Visually, it’s what you’ve come to expect from the Dragonball movies. The animation is a bit more fluid than the TV series, but it doesn’t feel movie-like. Maybe that’s because Toei got the brilliant idea of releasing two DBZ movies per year (hence the short running time). If Toei would just be a little more patient and release only one movie per year, we’d probably get a much better product. Transfer is crisp and clean, as usual, though I do wish these things were animated in widescreen instead of fullscreen.
The voices are pretty much the what fans are accustomed to. If you enjoyed the TV series dub, then you’ll like the dub of the movie. If you liked the Japanese version of the series more, you’ll like that version of this movie more too. I will say that Vic Mignogna makes a much better Broly than Bin Shimada. Music-wise, the English version suffers from a crappy vocal rock song, but is otherwise pretty decent. The Japanese version isn’t all that special and likely won’t knock your socks off, but at least they have “We Gotta Power” as the opening theme. As per usual, that version comes with its own super-cheesy ending song that is basically the exact same thing the past 6 or 7 movies have had. Pretty standard fare on both sides overall.

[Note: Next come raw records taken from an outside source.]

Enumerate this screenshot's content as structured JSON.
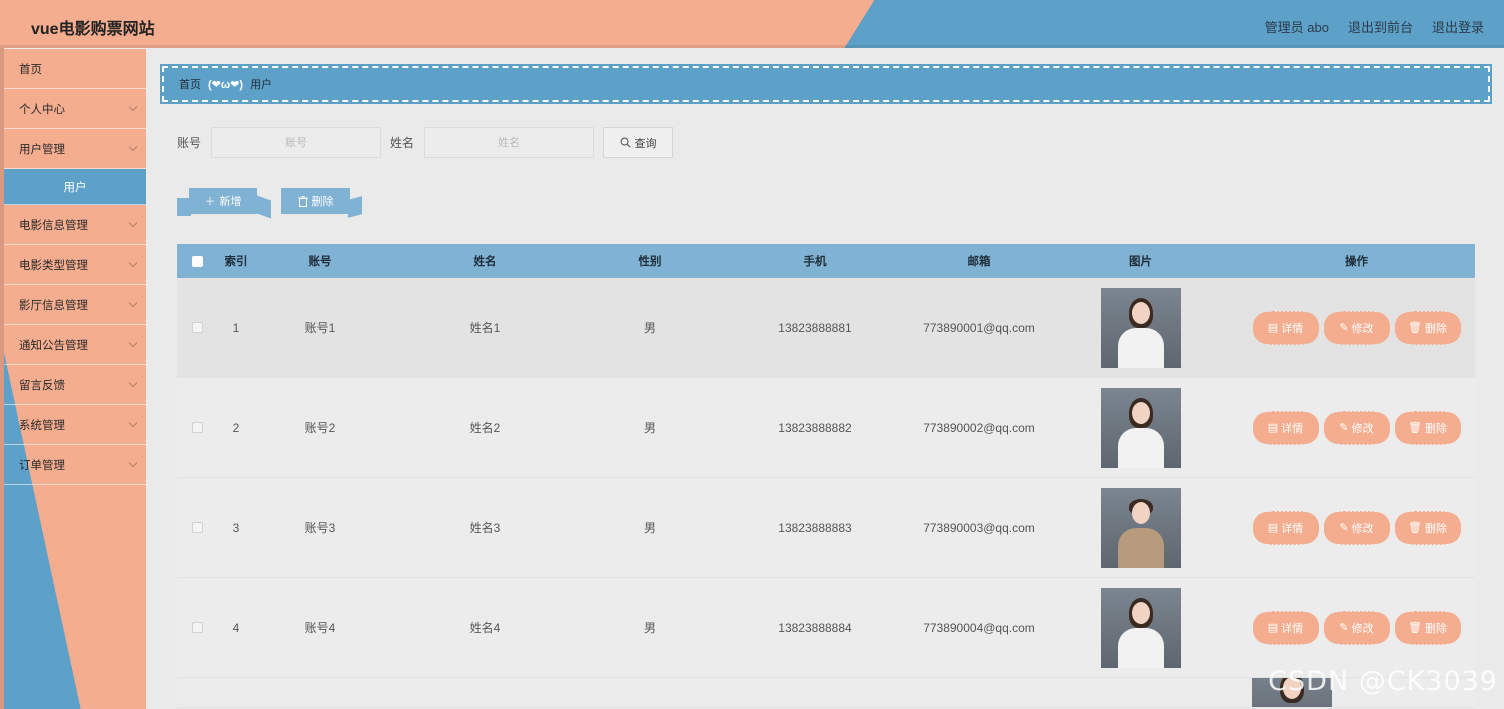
{
  "header": {
    "title": "vue电影购票网站",
    "admin": "管理员 abo",
    "to_front": "退出到前台",
    "logout": "退出登录"
  },
  "sidebar": {
    "items": [
      {
        "label": "首页",
        "expandable": false
      },
      {
        "label": "个人中心",
        "expandable": true
      },
      {
        "label": "用户管理",
        "expandable": true
      },
      {
        "label": "用户",
        "sub": true,
        "active": true
      },
      {
        "label": "电影信息管理",
        "expandable": true
      },
      {
        "label": "电影类型管理",
        "expandable": true
      },
      {
        "label": "影厅信息管理",
        "expandable": true
      },
      {
        "label": "通知公告管理",
        "expandable": true
      },
      {
        "label": "留言反馈",
        "expandable": true
      },
      {
        "label": "系统管理",
        "expandable": true
      },
      {
        "label": "订单管理",
        "expandable": true
      }
    ]
  },
  "breadcrumb": {
    "home": "首页",
    "separator": "(❤ω❤)",
    "current": "用户"
  },
  "search": {
    "account_label": "账号",
    "account_placeholder": "账号",
    "name_label": "姓名",
    "name_placeholder": "姓名",
    "query_label": "查询"
  },
  "actions": {
    "add_label": "新增",
    "delete_label": "删除"
  },
  "table": {
    "headers": {
      "index": "索引",
      "account": "账号",
      "name": "姓名",
      "gender": "性别",
      "phone": "手机",
      "email": "邮箱",
      "image": "图片",
      "operation": "操作"
    },
    "rows": [
      {
        "index": "1",
        "account": "账号1",
        "name": "姓名1",
        "gender": "男",
        "phone": "13823888881",
        "email": "773890001@qq.com",
        "photo": "female"
      },
      {
        "index": "2",
        "account": "账号2",
        "name": "姓名2",
        "gender": "男",
        "phone": "13823888882",
        "email": "773890002@qq.com",
        "photo": "female"
      },
      {
        "index": "3",
        "account": "账号3",
        "name": "姓名3",
        "gender": "男",
        "phone": "13823888883",
        "email": "773890003@qq.com",
        "photo": "male"
      },
      {
        "index": "4",
        "account": "账号4",
        "name": "姓名4",
        "gender": "男",
        "phone": "13823888884",
        "email": "773890004@qq.com",
        "photo": "female"
      }
    ],
    "row_actions": {
      "detail": "详情",
      "edit": "修改",
      "delete": "删除"
    }
  },
  "watermark": "CSDN @CK3039",
  "colors": {
    "accent_orange": "#f4ad8f",
    "accent_blue": "#5ea1c8",
    "table_header": "#7fb2d3"
  }
}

Extras? What extras? You’d think that since this is a movie we’d get something other than profiles and trailers, but no such luck. Well, we do get a special promo card for the TCG, but that doesn’t really make the otherwise lack of extras worthwhile. However, I do hear that Toei has been holding back any Japanese extras from being included since they don’t want Japanese DBZ fans to import FUNi’s DVDs, and it wouldn’t really surprise me if it were true. However, it’s not stopping FUNi from making their own extras (like the GBA video game featurette in the last Broly movie and the featurettes included with the upcoming Uncut Saiyan Saga DVDs). Come on FUNi, you can do better than this.

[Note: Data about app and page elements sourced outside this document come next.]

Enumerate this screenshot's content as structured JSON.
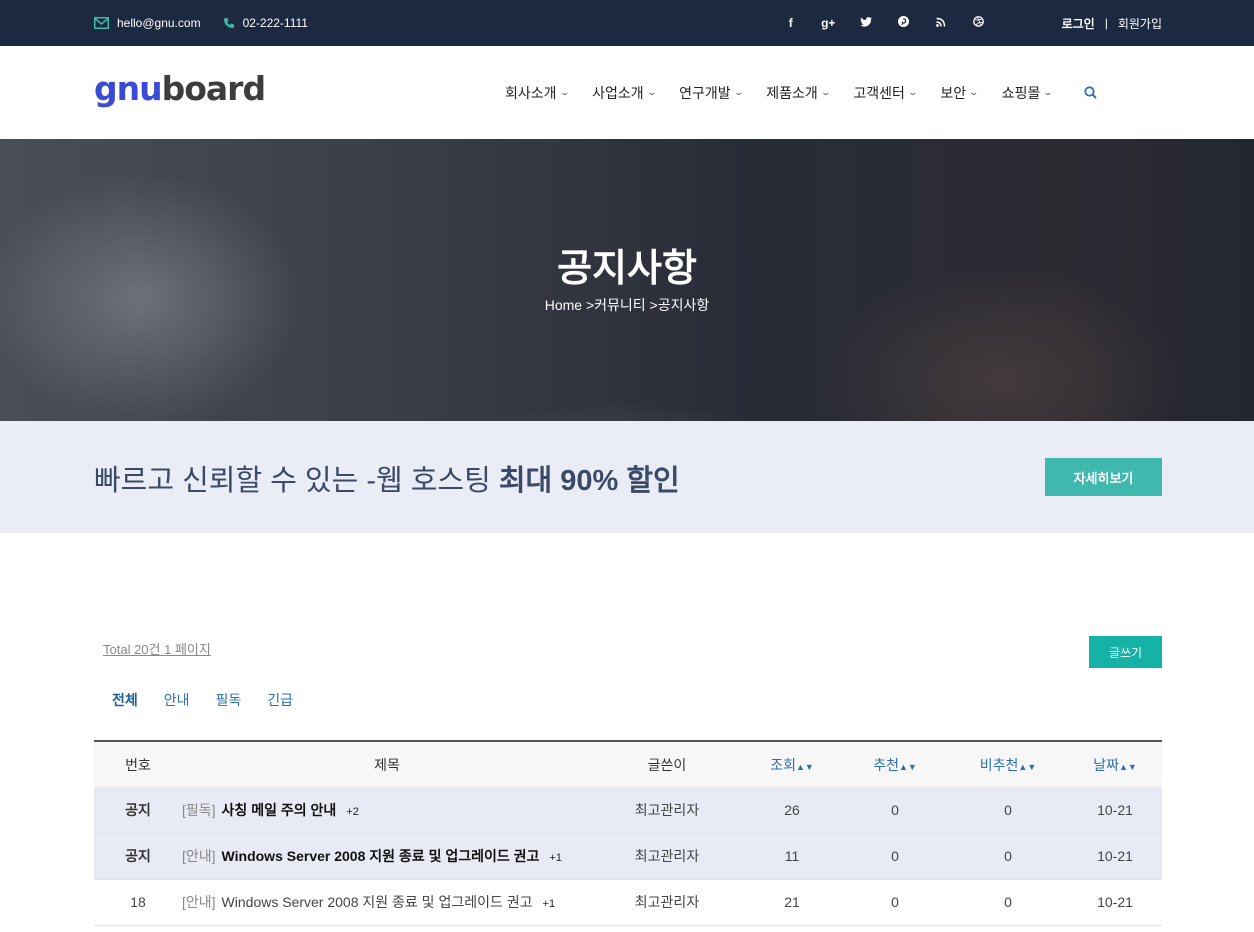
{
  "topbar": {
    "email": "hello@gnu.com",
    "phone": "02-222-1111",
    "social": [
      "f",
      "g+",
      "t",
      "p",
      "rss",
      "d"
    ],
    "login": "로그인",
    "sep": "|",
    "join": "회원가입"
  },
  "header": {
    "logo_part1": "gnu",
    "logo_part2": "board",
    "nav": [
      "회사소개",
      "사업소개",
      "연구개발",
      "제품소개",
      "고객센터",
      "보안",
      "쇼핑몰"
    ]
  },
  "hero": {
    "title": "공지사항",
    "breadcrumb": "Home >커뮤니티 >공지사항"
  },
  "promo": {
    "text": "빠르고 신뢰할 수 있는 -웹 호스팅",
    "highlight": "최대 90% 할인",
    "button": "자세히보기"
  },
  "board": {
    "total": "Total 20건 1 페이지",
    "write_button": "글쓰기",
    "categories": [
      "전체",
      "안내",
      "필독",
      "긴급"
    ],
    "columns": [
      "번호",
      "제목",
      "글쓴이",
      "조회",
      "추천",
      "비추천",
      "날짜"
    ],
    "rows": [
      {
        "num": "공지",
        "tag": "[필독]",
        "title": "사칭 메일 주의 안내",
        "comments": "+2",
        "author": "최고관리자",
        "views": "26",
        "up": "0",
        "down": "0",
        "date": "10-21"
      },
      {
        "num": "공지",
        "tag": "[안내]",
        "title": "Windows Server 2008 지원 종료 및 업그레이드 권고",
        "comments": "+1",
        "author": "최고관리자",
        "views": "11",
        "up": "0",
        "down": "0",
        "date": "10-21"
      },
      {
        "num": "18",
        "tag": "[안내]",
        "title": "Windows Server 2008 지원 종료 및 업그레이드 권고",
        "comments": "+1",
        "author": "최고관리자",
        "views": "21",
        "up": "0",
        "down": "0",
        "date": "10-21"
      }
    ]
  }
}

With the lack of extras and a short running time, the movie’s almost not even worth picking up. However, it’s not actually bad, and if you enjoyed past DBZ movies, you’ll likely enjoy this one as well. This will be the last decent movie until next year (assuming Movie #11 comes out in fall), so it would be in your best interest to see this while you can.